We are delighted to announce that the winner of the 2020-2021 Joan Eakin Award for Methodological Excellence in a Qualitative Doctoral Dissertation is Dr. Katie Mah, for her dissertation titled, “Freaked out” by Pediatric Concussion: An Exploration of Drawing and Interview Data Produced by Children ‘at risk’ of and Living with Concussion.
The Award Committee had the following to say about Dr. Mah’s work:
Dr. Mah’s dissertation is an outstanding submission. The research provides a critical examination of how children experience concussion using the post-structural theory of Michel Foucault and a critical qualitative arts-based approach, including participant drawing and semi-structured interviews. The argument for using a critical qualitative approach is compelling and highly productive in identifying how children achieve social competencies in relation to concussion. Dr. Mah’s reflexivity is a powerful example of the creative presence of the researcher. A clear and well written dissertation took us on a transformative journey; the account helped us to move beyond biomedical concepts towards an understanding of how discourses inhibit the way children experiencing concussion can think, speak, and act. The dissertation is sophisticated, timely and highly relevant.
Dr. Mah is currently a Postdoctoral Associate in the School of Occupational Therapy at Western University. You can follow her on Twitter.
The honourable mention of this year’s award goes to Dr. Tieghan Killackey for her thesis Advance Care Planning in Advanced Heart Failure: A Relational Exploration of Autonomy. Read Dr. Killackey’s thesis here.
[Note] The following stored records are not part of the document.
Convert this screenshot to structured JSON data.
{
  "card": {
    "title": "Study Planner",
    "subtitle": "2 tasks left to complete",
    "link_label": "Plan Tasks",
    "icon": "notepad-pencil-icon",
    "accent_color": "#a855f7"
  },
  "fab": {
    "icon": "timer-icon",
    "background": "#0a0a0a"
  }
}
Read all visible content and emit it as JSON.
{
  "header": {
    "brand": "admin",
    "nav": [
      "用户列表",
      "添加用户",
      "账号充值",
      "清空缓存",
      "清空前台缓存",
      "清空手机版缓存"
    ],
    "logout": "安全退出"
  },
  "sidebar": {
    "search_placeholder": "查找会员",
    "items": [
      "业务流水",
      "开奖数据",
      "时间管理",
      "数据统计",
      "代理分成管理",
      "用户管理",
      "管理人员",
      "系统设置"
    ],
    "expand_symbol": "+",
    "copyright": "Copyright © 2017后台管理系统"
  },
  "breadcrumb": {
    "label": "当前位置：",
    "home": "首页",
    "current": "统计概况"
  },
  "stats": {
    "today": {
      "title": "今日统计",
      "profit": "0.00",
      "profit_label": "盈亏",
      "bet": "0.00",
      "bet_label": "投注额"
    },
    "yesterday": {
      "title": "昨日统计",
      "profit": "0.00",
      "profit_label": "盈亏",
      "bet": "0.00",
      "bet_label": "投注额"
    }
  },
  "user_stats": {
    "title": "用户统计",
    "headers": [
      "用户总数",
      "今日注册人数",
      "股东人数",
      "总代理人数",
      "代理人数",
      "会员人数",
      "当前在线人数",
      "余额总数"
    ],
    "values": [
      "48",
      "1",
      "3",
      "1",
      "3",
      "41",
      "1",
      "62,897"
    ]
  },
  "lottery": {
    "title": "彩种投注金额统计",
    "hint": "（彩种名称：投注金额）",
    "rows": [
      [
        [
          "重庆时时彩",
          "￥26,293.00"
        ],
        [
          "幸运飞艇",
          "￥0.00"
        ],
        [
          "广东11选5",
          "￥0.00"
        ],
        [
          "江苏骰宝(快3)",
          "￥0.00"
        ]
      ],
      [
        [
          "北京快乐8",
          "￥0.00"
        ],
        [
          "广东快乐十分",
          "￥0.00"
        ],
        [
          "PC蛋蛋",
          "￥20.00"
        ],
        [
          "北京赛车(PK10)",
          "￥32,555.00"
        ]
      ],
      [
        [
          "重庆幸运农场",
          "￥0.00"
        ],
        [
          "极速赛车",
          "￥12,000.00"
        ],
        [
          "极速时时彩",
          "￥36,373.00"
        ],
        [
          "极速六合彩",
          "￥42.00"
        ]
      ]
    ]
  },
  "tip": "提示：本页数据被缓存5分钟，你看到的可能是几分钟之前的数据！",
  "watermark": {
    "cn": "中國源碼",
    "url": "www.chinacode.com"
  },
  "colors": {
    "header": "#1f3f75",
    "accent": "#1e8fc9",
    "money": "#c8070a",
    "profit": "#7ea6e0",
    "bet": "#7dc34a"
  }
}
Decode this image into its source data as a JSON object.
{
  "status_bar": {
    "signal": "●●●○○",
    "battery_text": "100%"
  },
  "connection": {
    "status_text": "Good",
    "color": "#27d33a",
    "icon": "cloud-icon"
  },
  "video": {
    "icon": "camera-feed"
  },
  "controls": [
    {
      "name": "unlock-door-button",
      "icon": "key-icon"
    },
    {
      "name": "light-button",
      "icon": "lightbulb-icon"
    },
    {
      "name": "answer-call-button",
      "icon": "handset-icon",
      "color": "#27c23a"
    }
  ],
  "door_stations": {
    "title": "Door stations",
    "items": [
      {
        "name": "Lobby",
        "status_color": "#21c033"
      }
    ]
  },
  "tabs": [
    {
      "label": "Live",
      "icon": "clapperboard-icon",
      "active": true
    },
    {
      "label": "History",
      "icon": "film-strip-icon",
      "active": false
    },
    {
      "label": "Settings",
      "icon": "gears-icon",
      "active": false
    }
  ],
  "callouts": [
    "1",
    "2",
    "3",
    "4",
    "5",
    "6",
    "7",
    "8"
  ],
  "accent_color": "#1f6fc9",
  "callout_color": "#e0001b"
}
The Award Committee made the following comments about her submission:
Dr. Killackey’s dissertation is a highly original exploration of advanced care planning (ACP) among patients experiencing heart failure using a framework of feminist ethical theory and relational autonomy. The study illuminates unexamined power relations that act as oppressive forces inhibiting an individual’s ability to exert decisional autonomy. The dissertation is a refreshing application of theory in cardiovascular research and points to opportunities to enhance individual agency in the face of existing constraint.